As the Dodd-Frank financial overhaul bill moved through Congress this summer, the Securities and Exchange Commission — virtually unnoticed — gained a powerful new weapon that could significantly increase the agency’s force and reach, Reuters writes.
A provision deep in the 2,323-page law empowers the S.E.C. to bring many more cases for monetary penalties in administrative courts, where the rules are more favorable to the government than in federal court.
Several constitutional and other due-process protections that are available to defendants in federal court — from the right to demand a jury trial to broad discovery rights — do not exist in administrative courts, which are part of the agency itself.
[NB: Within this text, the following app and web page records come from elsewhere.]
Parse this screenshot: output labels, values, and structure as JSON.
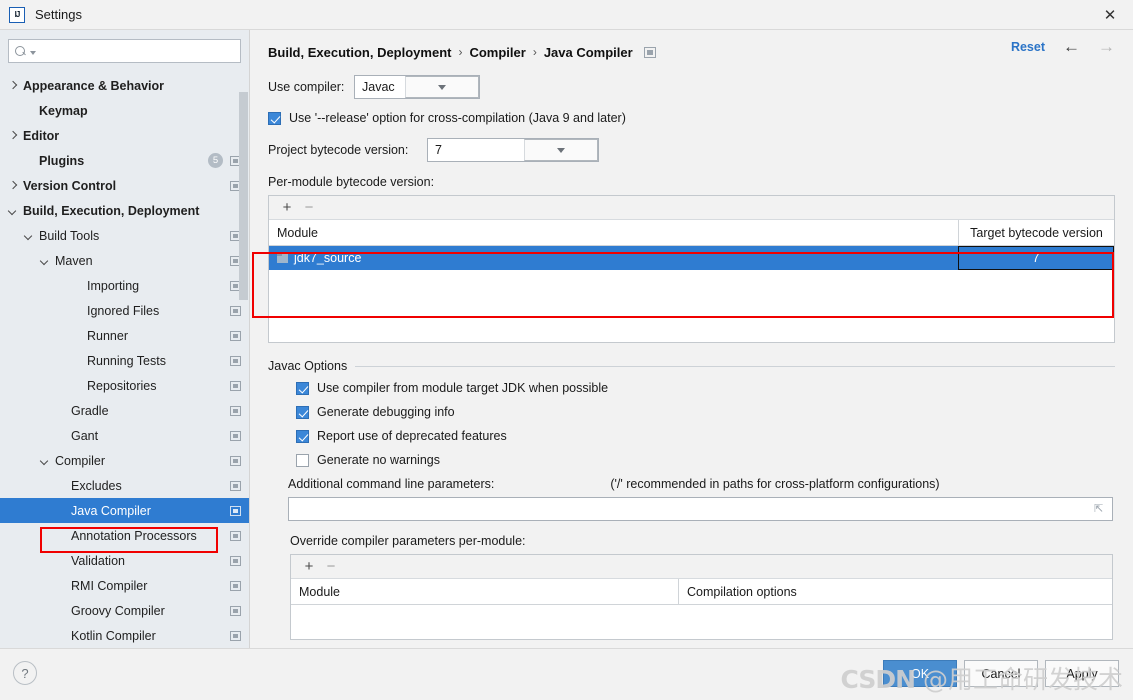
{
  "window": {
    "title": "Settings",
    "logo_icon": "intellij-idea-logo-icon",
    "close_icon": "close-icon"
  },
  "search": {
    "value": "",
    "placeholder": "",
    "icon": "search-icon",
    "caret_icon": "chevron-down-icon"
  },
  "sidebar": {
    "items": [
      {
        "label": "Appearance & Behavior",
        "indent": 0,
        "arrow": "collapsed",
        "bold": true,
        "badge": "",
        "mini": false,
        "selected": false
      },
      {
        "label": "Keymap",
        "indent": 1,
        "arrow": "none",
        "bold": true,
        "badge": "",
        "mini": false,
        "selected": false
      },
      {
        "label": "Editor",
        "indent": 0,
        "arrow": "collapsed",
        "bold": true,
        "badge": "",
        "mini": false,
        "selected": false
      },
      {
        "label": "Plugins",
        "indent": 1,
        "arrow": "none",
        "bold": true,
        "badge": "5",
        "mini": true,
        "selected": false
      },
      {
        "label": "Version Control",
        "indent": 0,
        "arrow": "collapsed",
        "bold": true,
        "badge": "",
        "mini": true,
        "selected": false
      },
      {
        "label": "Build, Execution, Deployment",
        "indent": 0,
        "arrow": "expanded",
        "bold": true,
        "badge": "",
        "mini": false,
        "selected": false
      },
      {
        "label": "Build Tools",
        "indent": 1,
        "arrow": "expanded",
        "bold": false,
        "badge": "",
        "mini": true,
        "selected": false
      },
      {
        "label": "Maven",
        "indent": 2,
        "arrow": "expanded",
        "bold": false,
        "badge": "",
        "mini": true,
        "selected": false
      },
      {
        "label": "Importing",
        "indent": 4,
        "arrow": "none",
        "bold": false,
        "badge": "",
        "mini": true,
        "selected": false
      },
      {
        "label": "Ignored Files",
        "indent": 4,
        "arrow": "none",
        "bold": false,
        "badge": "",
        "mini": true,
        "selected": false
      },
      {
        "label": "Runner",
        "indent": 4,
        "arrow": "none",
        "bold": false,
        "badge": "",
        "mini": true,
        "selected": false
      },
      {
        "label": "Running Tests",
        "indent": 4,
        "arrow": "none",
        "bold": false,
        "badge": "",
        "mini": true,
        "selected": false
      },
      {
        "label": "Repositories",
        "indent": 4,
        "arrow": "none",
        "bold": false,
        "badge": "",
        "mini": true,
        "selected": false
      },
      {
        "label": "Gradle",
        "indent": 3,
        "arrow": "none",
        "bold": false,
        "badge": "",
        "mini": true,
        "selected": false
      },
      {
        "label": "Gant",
        "indent": 3,
        "arrow": "none",
        "bold": false,
        "badge": "",
        "mini": true,
        "selected": false
      },
      {
        "label": "Compiler",
        "indent": 2,
        "arrow": "expanded",
        "bold": false,
        "badge": "",
        "mini": true,
        "selected": false
      },
      {
        "label": "Excludes",
        "indent": 3,
        "arrow": "none",
        "bold": false,
        "badge": "",
        "mini": true,
        "selected": false
      },
      {
        "label": "Java Compiler",
        "indent": 3,
        "arrow": "none",
        "bold": false,
        "badge": "",
        "mini": true,
        "selected": true
      },
      {
        "label": "Annotation Processors",
        "indent": 3,
        "arrow": "none",
        "bold": false,
        "badge": "",
        "mini": true,
        "selected": false
      },
      {
        "label": "Validation",
        "indent": 3,
        "arrow": "none",
        "bold": false,
        "badge": "",
        "mini": true,
        "selected": false
      },
      {
        "label": "RMI Compiler",
        "indent": 3,
        "arrow": "none",
        "bold": false,
        "badge": "",
        "mini": true,
        "selected": false
      },
      {
        "label": "Groovy Compiler",
        "indent": 3,
        "arrow": "none",
        "bold": false,
        "badge": "",
        "mini": true,
        "selected": false
      },
      {
        "label": "Kotlin Compiler",
        "indent": 3,
        "arrow": "none",
        "bold": false,
        "badge": "",
        "mini": true,
        "selected": false
      }
    ]
  },
  "header": {
    "breadcrumbs": [
      "Build, Execution, Deployment",
      "Compiler",
      "Java Compiler"
    ],
    "separator": "›",
    "reset_label": "Reset",
    "back_icon": "arrow-left-icon",
    "forward_icon": "arrow-right-icon"
  },
  "main": {
    "use_compiler_label": "Use compiler:",
    "use_compiler_value": "Javac",
    "release_option_label": "Use '--release' option for cross-compilation (Java 9 and later)",
    "release_option_checked": true,
    "project_bytecode_label": "Project bytecode version:",
    "project_bytecode_value": "7",
    "per_module_label": "Per-module bytecode version:",
    "add_icon": "plus-icon",
    "remove_icon": "minus-icon",
    "module_table": {
      "columns": [
        "Module",
        "Target bytecode version"
      ],
      "rows": [
        {
          "module": "jdk7_source",
          "version": "7",
          "selected": true
        }
      ]
    },
    "javac_group_title": "Javac Options",
    "javac_options": [
      {
        "label": "Use compiler from module target JDK when possible",
        "checked": true
      },
      {
        "label": "Generate debugging info",
        "checked": true
      },
      {
        "label": "Report use of deprecated features",
        "checked": true
      },
      {
        "label": "Generate no warnings",
        "checked": false
      }
    ],
    "additional_params_label": "Additional command line parameters:",
    "additional_params_hint": "('/' recommended in paths for cross-platform configurations)",
    "additional_params_value": "",
    "expand_icon": "expand-icon",
    "override_label": "Override compiler parameters per-module:",
    "override_table": {
      "columns": [
        "Module",
        "Compilation options"
      ],
      "rows": []
    }
  },
  "footer": {
    "help_icon": "help-icon",
    "ok_label": "OK",
    "cancel_label": "Cancel",
    "apply_label": "Apply"
  },
  "watermark": {
    "csdn": "CSDN",
    "handle": "@用工命研发技术"
  },
  "annotations": {
    "color": "#f00000"
  }
}
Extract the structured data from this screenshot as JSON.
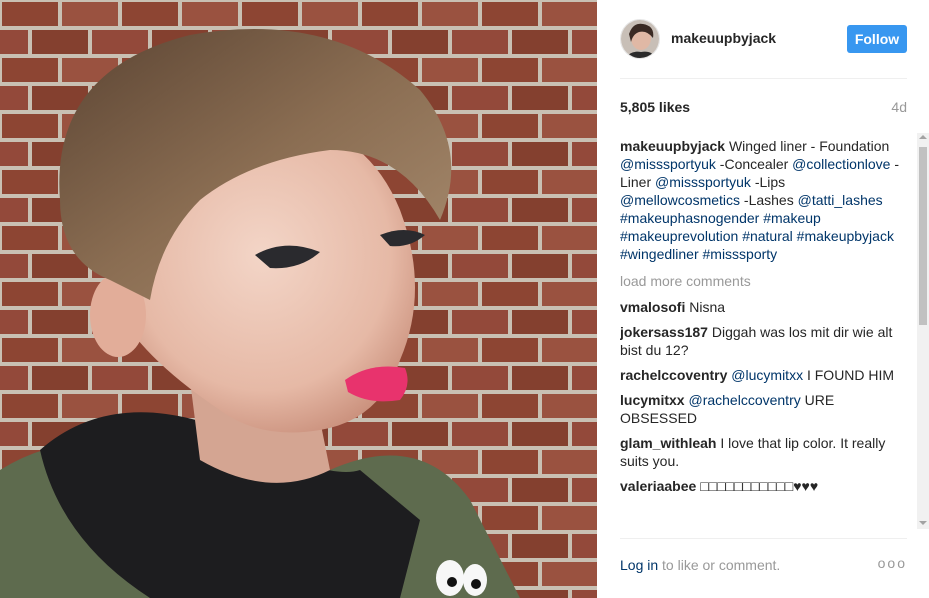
{
  "post": {
    "username": "makeuupbyjack",
    "follow_label": "Follow",
    "likes": "5,805 likes",
    "time_ago": "4d"
  },
  "caption": {
    "username": "makeuupbyjack",
    "parts": [
      {
        "text": "Winged liner - Foundation ",
        "tag": false
      },
      {
        "text": "@misssportyuk",
        "tag": true
      },
      {
        "text": " -Concealer ",
        "tag": false
      },
      {
        "text": "@collectionlove",
        "tag": true
      },
      {
        "text": " -Liner ",
        "tag": false
      },
      {
        "text": "@misssportyuk",
        "tag": true
      },
      {
        "text": " -Lips ",
        "tag": false
      },
      {
        "text": "@mellowcosmetics",
        "tag": true
      },
      {
        "text": " -Lashes ",
        "tag": false
      },
      {
        "text": "@tatti_lashes",
        "tag": true
      },
      {
        "text": " ",
        "tag": false
      },
      {
        "text": "#makeuphasnogender",
        "tag": true
      },
      {
        "text": " ",
        "tag": false
      },
      {
        "text": "#makeup",
        "tag": true
      },
      {
        "text": " ",
        "tag": false
      },
      {
        "text": "#makeuprevolution",
        "tag": true
      },
      {
        "text": " ",
        "tag": false
      },
      {
        "text": "#natural",
        "tag": true
      },
      {
        "text": " ",
        "tag": false
      },
      {
        "text": "#makeupbyjack",
        "tag": true
      },
      {
        "text": " ",
        "tag": false
      },
      {
        "text": "#wingedliner",
        "tag": true
      },
      {
        "text": " ",
        "tag": false
      },
      {
        "text": "#misssporty",
        "tag": true
      }
    ]
  },
  "load_more": "load more comments",
  "comments": [
    {
      "user": "vmalosofi",
      "parts": [
        {
          "text": "Nisna",
          "tag": false
        }
      ]
    },
    {
      "user": "jokersass187",
      "parts": [
        {
          "text": "Diggah was los mit dir wie alt bist du 12?",
          "tag": false
        }
      ]
    },
    {
      "user": "rachelccoventry",
      "parts": [
        {
          "text": "@lucymitxx",
          "tag": true
        },
        {
          "text": " I FOUND HIM",
          "tag": false
        }
      ]
    },
    {
      "user": "lucymitxx",
      "parts": [
        {
          "text": "@rachelccoventry",
          "tag": true
        },
        {
          "text": " URE OBSESSED",
          "tag": false
        }
      ]
    },
    {
      "user": "glam_withleah",
      "parts": [
        {
          "text": "I love that lip color. It really suits you.",
          "tag": false
        }
      ]
    },
    {
      "user": "valeriaabee",
      "parts": [
        {
          "text": "□□□□□□□□□□□♥♥♥",
          "tag": false
        }
      ]
    }
  ],
  "footer": {
    "login": "Log in",
    "rest": " to like or comment.",
    "more": "ooo"
  },
  "colors": {
    "follow_bg": "#3897f0",
    "link": "#003569",
    "muted": "#999999"
  }
}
Until now, if the S.E.C. wanted to sue for monetary penalties and take advantage of the extra clout it had in an administrative law forum, it could only go after a limited class of players: those it directly regulated, like registered broker-dealers and investment advisers.
Under the new regime, the S.E.C. has the authority to go to administrative law judges to seek financial penalties from anyone whose activities in any way involve securities — hedge fund magnates, bank chief financial officers or even day-trading retirees.
The agency in the past could go after these people in an administrative law court, but only to ask for a “cease-and-desist” order, often after the alleged damage had already been done.
Getting this new power has been on the S.E.C.’s wish list for years. In 2008, a bill granting the commission authority to try more cases in administrative law courts passed in the House of Representatives, but the bill, sponsored by Paul E. Kanjorski, Democrat of Pennsylvania, died in the Senate.
This time, in the wake of the financial crisis and a growing consensus that the S.E.C. needed broader enforcement powers, the commission’s proposal easily slipped through.
Under the heading “Strengthening enforcement by the Commission,” it was added to the Dodd-Frank bill by Representative Barney Frank, Democrat of Massachusetts, during conference negotiations with the Senate in June. A review of the Congressional Record by Reuters Legal found that the provision, Sec. 929Pa, was not publicly discussed in either chamber